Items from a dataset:

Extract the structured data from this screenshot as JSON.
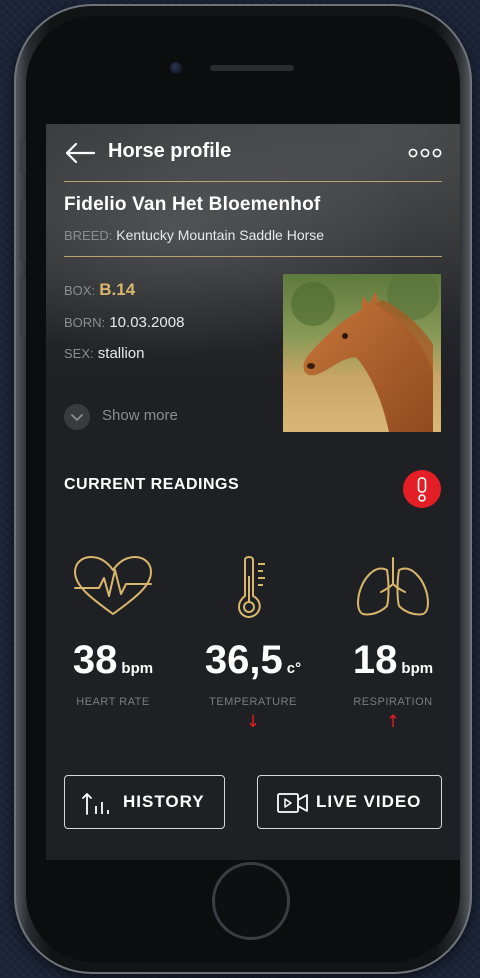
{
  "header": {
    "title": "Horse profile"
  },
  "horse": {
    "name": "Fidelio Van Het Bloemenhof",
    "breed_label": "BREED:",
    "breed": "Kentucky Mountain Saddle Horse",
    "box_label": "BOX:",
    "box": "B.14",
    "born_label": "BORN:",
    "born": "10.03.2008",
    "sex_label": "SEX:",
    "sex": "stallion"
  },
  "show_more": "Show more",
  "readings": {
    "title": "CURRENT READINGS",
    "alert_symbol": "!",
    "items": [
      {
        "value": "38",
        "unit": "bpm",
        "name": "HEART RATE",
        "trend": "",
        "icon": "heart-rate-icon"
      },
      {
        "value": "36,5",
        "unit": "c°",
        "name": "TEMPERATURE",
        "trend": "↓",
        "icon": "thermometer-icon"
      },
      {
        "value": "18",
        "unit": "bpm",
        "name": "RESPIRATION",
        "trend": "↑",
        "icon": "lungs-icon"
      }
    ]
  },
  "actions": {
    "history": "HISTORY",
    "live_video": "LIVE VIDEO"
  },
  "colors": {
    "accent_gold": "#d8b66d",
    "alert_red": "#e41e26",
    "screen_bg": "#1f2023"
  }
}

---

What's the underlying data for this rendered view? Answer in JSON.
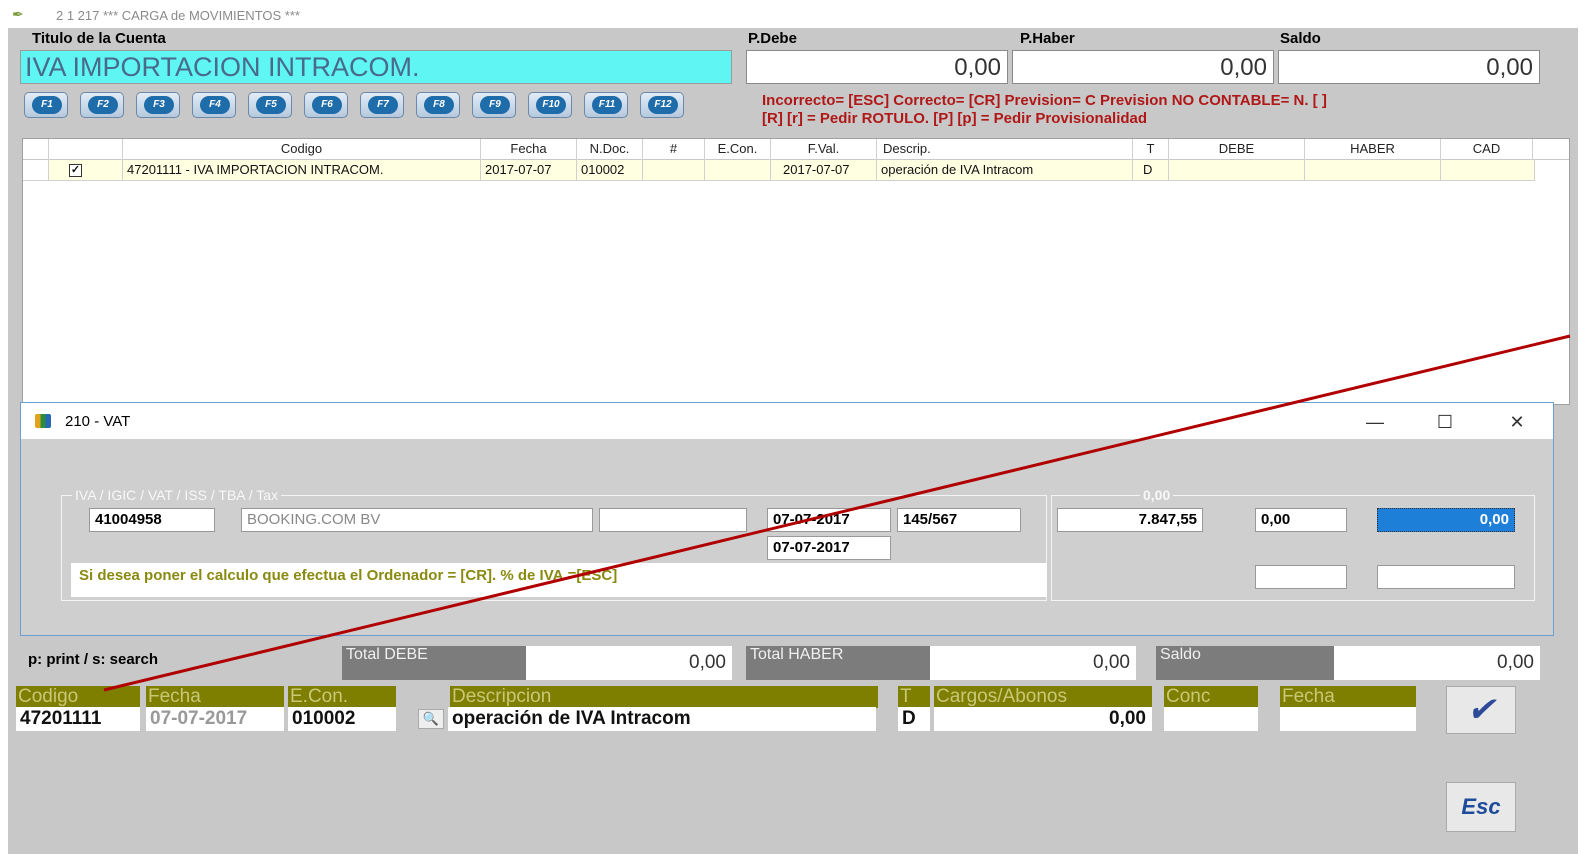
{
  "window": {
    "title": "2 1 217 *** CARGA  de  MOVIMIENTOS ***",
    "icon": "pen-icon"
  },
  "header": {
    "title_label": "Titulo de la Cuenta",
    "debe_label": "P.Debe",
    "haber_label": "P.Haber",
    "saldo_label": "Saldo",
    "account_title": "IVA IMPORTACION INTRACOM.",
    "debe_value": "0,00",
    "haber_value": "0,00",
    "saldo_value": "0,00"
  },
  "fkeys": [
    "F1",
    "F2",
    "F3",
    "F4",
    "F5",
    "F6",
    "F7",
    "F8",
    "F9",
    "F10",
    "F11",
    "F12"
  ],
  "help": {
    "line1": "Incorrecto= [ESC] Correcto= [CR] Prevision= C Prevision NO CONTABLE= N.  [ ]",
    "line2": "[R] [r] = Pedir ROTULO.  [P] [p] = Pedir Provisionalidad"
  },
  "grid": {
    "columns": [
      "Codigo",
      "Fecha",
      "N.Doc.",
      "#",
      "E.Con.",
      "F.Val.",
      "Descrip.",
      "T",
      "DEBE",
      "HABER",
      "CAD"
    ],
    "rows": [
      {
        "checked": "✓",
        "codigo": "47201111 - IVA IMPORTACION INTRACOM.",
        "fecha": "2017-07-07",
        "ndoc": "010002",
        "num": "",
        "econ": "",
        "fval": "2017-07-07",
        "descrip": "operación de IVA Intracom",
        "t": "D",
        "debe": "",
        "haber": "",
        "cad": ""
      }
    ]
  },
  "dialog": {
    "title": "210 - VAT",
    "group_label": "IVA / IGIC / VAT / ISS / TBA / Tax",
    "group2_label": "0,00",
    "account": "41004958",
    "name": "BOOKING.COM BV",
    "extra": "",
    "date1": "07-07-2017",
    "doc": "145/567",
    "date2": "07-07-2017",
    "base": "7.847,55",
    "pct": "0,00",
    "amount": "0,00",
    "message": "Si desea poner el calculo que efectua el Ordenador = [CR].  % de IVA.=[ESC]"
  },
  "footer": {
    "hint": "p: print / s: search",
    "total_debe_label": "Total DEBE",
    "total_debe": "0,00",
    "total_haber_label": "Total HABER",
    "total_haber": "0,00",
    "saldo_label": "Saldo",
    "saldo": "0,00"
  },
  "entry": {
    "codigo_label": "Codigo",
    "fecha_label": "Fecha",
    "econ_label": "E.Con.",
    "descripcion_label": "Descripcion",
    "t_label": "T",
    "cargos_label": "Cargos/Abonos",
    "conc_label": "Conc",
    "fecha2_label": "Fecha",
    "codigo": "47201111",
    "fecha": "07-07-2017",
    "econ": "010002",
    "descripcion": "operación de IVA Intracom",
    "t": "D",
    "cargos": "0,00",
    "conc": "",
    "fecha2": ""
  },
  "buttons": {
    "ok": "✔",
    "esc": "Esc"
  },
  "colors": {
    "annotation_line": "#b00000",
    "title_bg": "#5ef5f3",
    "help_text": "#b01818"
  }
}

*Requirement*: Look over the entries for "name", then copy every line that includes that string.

*Result below*:
    "name": "Fidelio Van Het Bloemenhof",
        "name": "HEART RATE",
        "name": "TEMPERATURE",
        "name": "RESPIRATION",
    "name": "BOOKING.COM BV",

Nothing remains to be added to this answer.